February began with snow mainly but not enough to stop us heading to Goodwood for the Chichester Priory 10k which went pretty well. I hurt my knee towards the end of the month during a rather desperate run to a cash point which set me back a touch.

March featured the Fleet Half Marathon but I wasn’t really fit to be at my best. I did enjoy it though because I accepted my fate early on and just had fun with my race number of 1 getting some attention.

April started with continued recovery from injury but also saw us discover a new running route along the Kennet and Avon Canal from Theale to Reading. We’ve used it a few times since and usually enjoy it.

May’s feature was the Liverpool Rock ‘n’ Roll weekend. The 5k with my wife went very well. My half marathon ok but not brilliant coming in just under 2h10m.

June saw me discovering a new, very enjoyable parkrun at Dinton Pastures, and a Guernsey Half Marathon where I picked up an injury within the first kilometre but still got round anyway. I’ll always remember the lack of responsiveness in my legs trying to cross the road afterwards from Costa to the pub. Tough day running, but I enjoyed the day immensely.

July mainly just featured training, but I did fit in my fastest parkrun in a year but still a little over 26 minutes.

August saw a surprise performance, probably showing that my training had been worth it, at QEOP for a Chase The Sun event where I switched from the 10k down to the 5k when I saw how fast I was going. It was under 25 minutes and my fastest non-Parkrun 5k by a fair distance.

In September we visited London and put in a strong effort around the hilly surroundings of Greenwich Park although I suspect a drink or two too many the night before might have affected the performance a tad. I also enjoyed a few runs on holiday in Lanzarote.

October was about training for the races to come but it had been going pretty well.

November saw probably my most exciting run of the year – not my best as that was probably Chase The Sun – but the thrilling experience of charging along at PB times at Silverstone but sadly not hanging onto that pace. Yet it was an amazing experience. I’ll look forward to the 2020 attempt for sure.

Finally, December’s race was a Chase The Moon at the Olympic Park where I just didn’t have the endurance I needed but still loved it anyway, particularly as my wife smashed it in an outstanding time, just as she had at Lowestoft parkrun the weekend before.

And that was 2019 in an admittedly rather large nutshell.
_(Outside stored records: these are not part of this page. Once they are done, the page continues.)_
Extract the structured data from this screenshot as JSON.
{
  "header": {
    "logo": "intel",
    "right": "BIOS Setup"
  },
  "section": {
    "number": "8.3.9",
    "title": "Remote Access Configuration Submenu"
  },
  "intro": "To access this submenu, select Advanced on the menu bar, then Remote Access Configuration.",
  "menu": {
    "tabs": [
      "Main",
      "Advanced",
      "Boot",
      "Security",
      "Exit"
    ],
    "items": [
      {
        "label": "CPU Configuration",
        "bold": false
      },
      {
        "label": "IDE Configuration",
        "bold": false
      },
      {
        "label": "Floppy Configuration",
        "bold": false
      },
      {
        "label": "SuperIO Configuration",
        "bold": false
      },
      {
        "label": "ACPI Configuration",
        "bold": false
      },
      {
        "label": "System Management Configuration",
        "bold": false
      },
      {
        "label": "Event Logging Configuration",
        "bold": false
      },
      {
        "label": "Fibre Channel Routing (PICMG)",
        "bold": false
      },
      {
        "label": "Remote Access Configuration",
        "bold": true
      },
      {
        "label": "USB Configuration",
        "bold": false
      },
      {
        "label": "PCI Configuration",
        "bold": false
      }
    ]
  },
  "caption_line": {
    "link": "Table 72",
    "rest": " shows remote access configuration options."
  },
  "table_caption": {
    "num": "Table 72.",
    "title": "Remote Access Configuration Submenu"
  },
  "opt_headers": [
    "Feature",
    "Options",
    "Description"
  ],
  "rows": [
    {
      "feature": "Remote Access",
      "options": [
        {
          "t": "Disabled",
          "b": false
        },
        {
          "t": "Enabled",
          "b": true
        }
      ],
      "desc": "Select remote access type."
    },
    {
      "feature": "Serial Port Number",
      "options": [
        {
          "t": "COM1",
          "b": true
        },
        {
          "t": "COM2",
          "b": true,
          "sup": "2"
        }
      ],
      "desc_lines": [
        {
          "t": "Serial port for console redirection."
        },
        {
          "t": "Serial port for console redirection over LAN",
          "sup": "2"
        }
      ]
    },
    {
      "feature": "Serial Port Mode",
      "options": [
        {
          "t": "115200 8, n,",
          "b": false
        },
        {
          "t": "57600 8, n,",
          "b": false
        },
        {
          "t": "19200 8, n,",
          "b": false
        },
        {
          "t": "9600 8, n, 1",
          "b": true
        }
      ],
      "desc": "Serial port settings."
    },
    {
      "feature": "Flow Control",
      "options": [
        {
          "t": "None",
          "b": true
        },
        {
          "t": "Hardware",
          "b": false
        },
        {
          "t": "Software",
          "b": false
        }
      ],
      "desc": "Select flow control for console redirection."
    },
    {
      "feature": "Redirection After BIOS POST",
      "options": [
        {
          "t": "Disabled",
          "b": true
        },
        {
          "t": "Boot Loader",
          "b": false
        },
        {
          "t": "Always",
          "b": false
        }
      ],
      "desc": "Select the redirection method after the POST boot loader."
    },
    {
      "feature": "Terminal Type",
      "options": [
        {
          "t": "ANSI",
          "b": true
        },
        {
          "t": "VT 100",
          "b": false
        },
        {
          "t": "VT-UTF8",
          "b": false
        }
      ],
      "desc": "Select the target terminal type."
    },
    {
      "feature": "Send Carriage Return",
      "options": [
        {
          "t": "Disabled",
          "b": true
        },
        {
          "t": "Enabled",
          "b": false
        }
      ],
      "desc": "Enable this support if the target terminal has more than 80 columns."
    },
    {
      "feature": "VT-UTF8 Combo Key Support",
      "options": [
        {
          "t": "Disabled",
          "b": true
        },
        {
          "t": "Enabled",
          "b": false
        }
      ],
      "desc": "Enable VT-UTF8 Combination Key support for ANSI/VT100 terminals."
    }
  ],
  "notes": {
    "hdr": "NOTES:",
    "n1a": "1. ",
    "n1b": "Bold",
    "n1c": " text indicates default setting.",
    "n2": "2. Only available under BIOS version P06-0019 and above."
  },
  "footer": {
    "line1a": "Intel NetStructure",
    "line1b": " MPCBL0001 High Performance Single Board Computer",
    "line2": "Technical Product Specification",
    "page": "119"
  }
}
I didn’t hit the heights I’d hoped but it went pretty well too. However, I do think it’s set the baseline for what I can improve from in 2020.

Which begins tomorrow with a parkrun double again. Bring it on!

Lowestoft, Stratford and the rest of December

Running wise December wasn’t the best possible month. I slacked off a little although that was largely replaced by a lot of walking but also a fair amount of merriment, fun and alcohol in the name of celebrating my wedding anniversary.

Oh and driving. 660 miles in 18 hours 45 minutes over 8 fantastic days in the south and east of England.

There were two big running events. Firstly, on our wedding anniversary itself, we drove to Lowestoft parkrun. But not before locking ourselves out of the house we had rented.

But once that was sorted, parkrun went brilliantly. We’d decided to run together and my wife ran to her fastest ever parkrun time and I have to say my running had very little to do with it. She just did brilliantly but I loved taking part together with her.

The other race was our latest visit to the Queen Elizabeth Olympic Park for RunThrough Chase The Moon and I was running the 10k. It wasn’t brilliant for me although was also far from a disaster. I had a few stomach issues earlier in the day so maybe I was a bit under the weather. Maybe I was just tired or a little under trained in the previous couple of weeks. But I finished in a touch over 53 minutes. So, a couple of minutes outside my Silverstone time but not a terrible performance by any stretch either. Just perhaps not what I’d hoped for.

In the next couple of days we’ll be entering a new decade with another double parkrun effort and then training really begins in earnest for my spring half marathons. I’m quite excited for what a good injury free spring and summer will see me achieve. Bring on 2020!